Among the variety of issues generated from these questions, the following are currently at the centre of my work:
Religion, Tolerance, and Legal Multiculturalism:
Canadians have come to understand the management of deep diversity from within a story about multiculturalism. Religious diversity as a public policy issue is overwhelmingly discussed as a matter of tolerance and accommodation, mandated by a policy of multiculturalism in which the law and legal institutions play a key managerial role. My work questions the adequacy of this account, exploring the theory, practices, and experience of legal toleration and the way in which a close examination of legal tolerance and accommodation shows the limits and commitments of legal culture, the boundaries of religion in public life, and the cross-cultural nature of the interaction of law and religion.
Judgment, Morality, and Religion:
I am keenly interested in the ethics and theory of judgment, both legal and otherwise. This focus has led me to study the nature of judgment in criminal and constitutional law and, recently, the way in which religion has historically shaped our understanding and practices of legal judgment. In contemporary constitutional and criminal law religion appears both as a particularly fraught subject of legal judgment (how do we assess religion and religious practices?) and as a cultural force that informs practices of legal judgment (what imprint have theological conceptions such as equity, retribution, mercy, and fear left on how we think about just judgment?).
Secularism, Political Theology, and Comparative Constitutionalism:

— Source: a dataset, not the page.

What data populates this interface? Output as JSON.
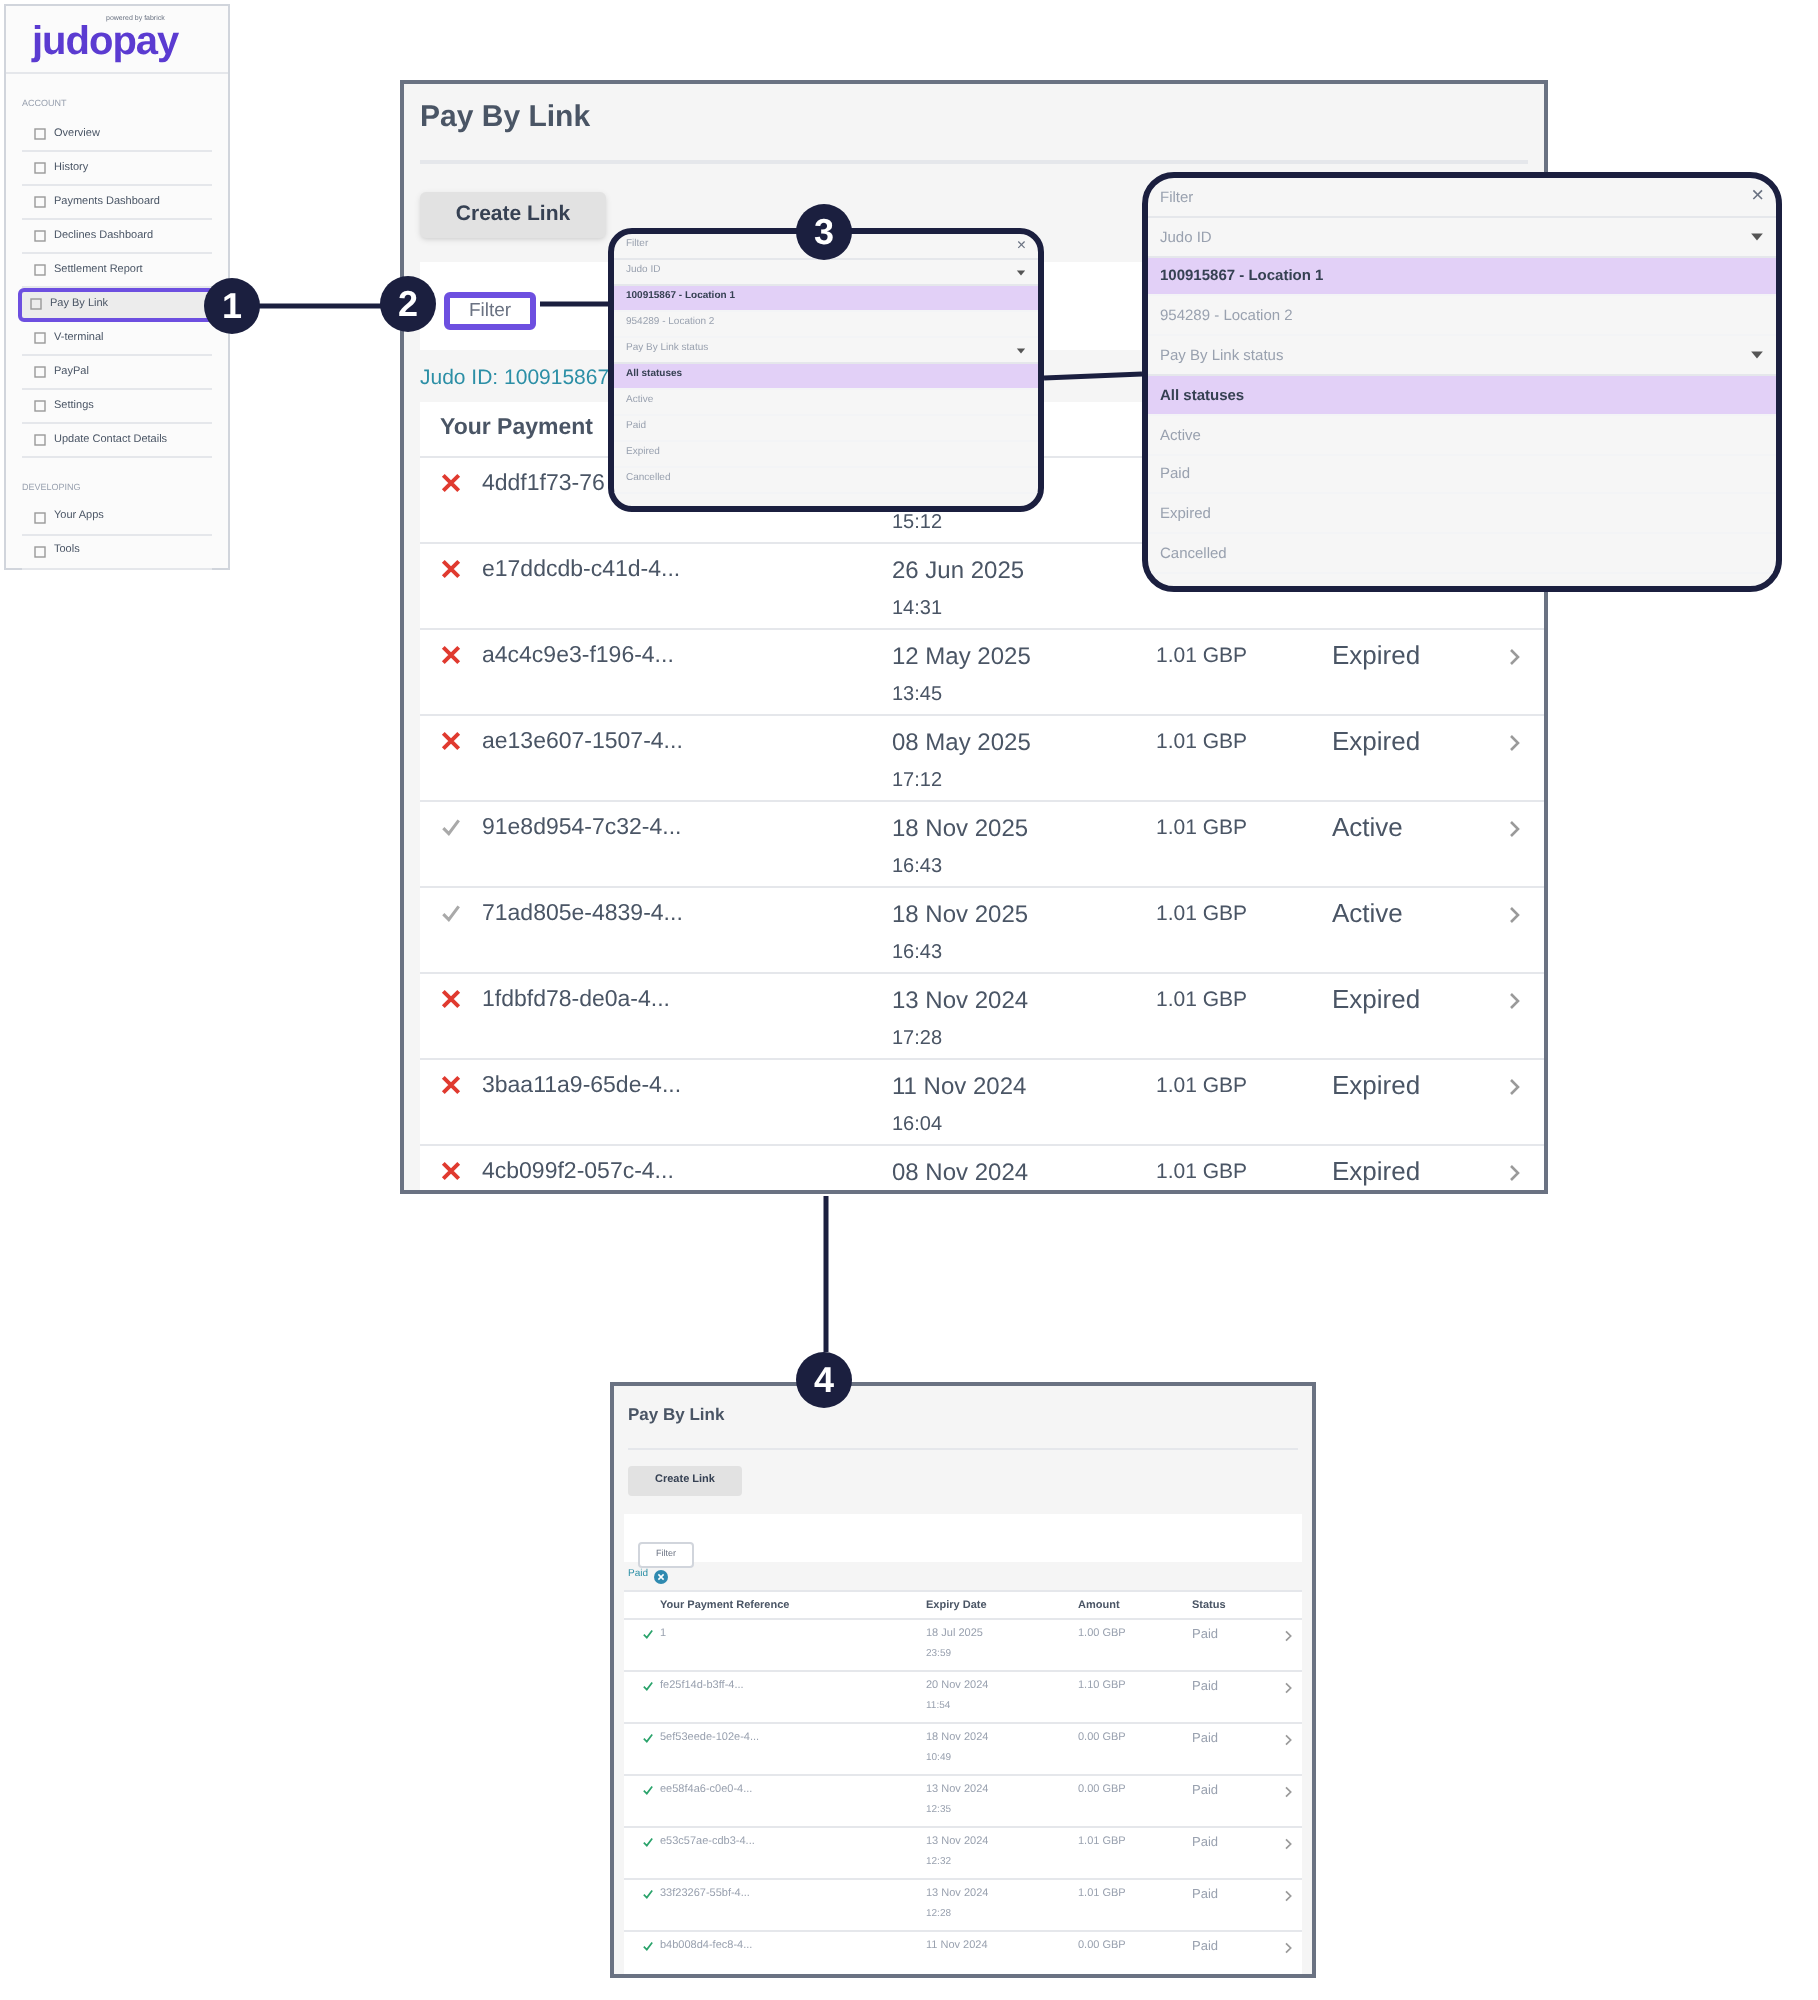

At the most general level, my research on law and religion inquires into the relationship between modern liberal legal culture and religion. I am interested in how various polities and constitutional traditions have understood the nature of religious freedom, secularism and public reason and, in particular, how these matters are understood and contested in Canada. The role of belief and value in the rule of law, as well as the imprint of history on our understanding of the modern liberal state, leads me also into questions about the deeper meanings and commitments that abide in our legal and political practices, question that have sometimes been characterized as matters of “political theology”.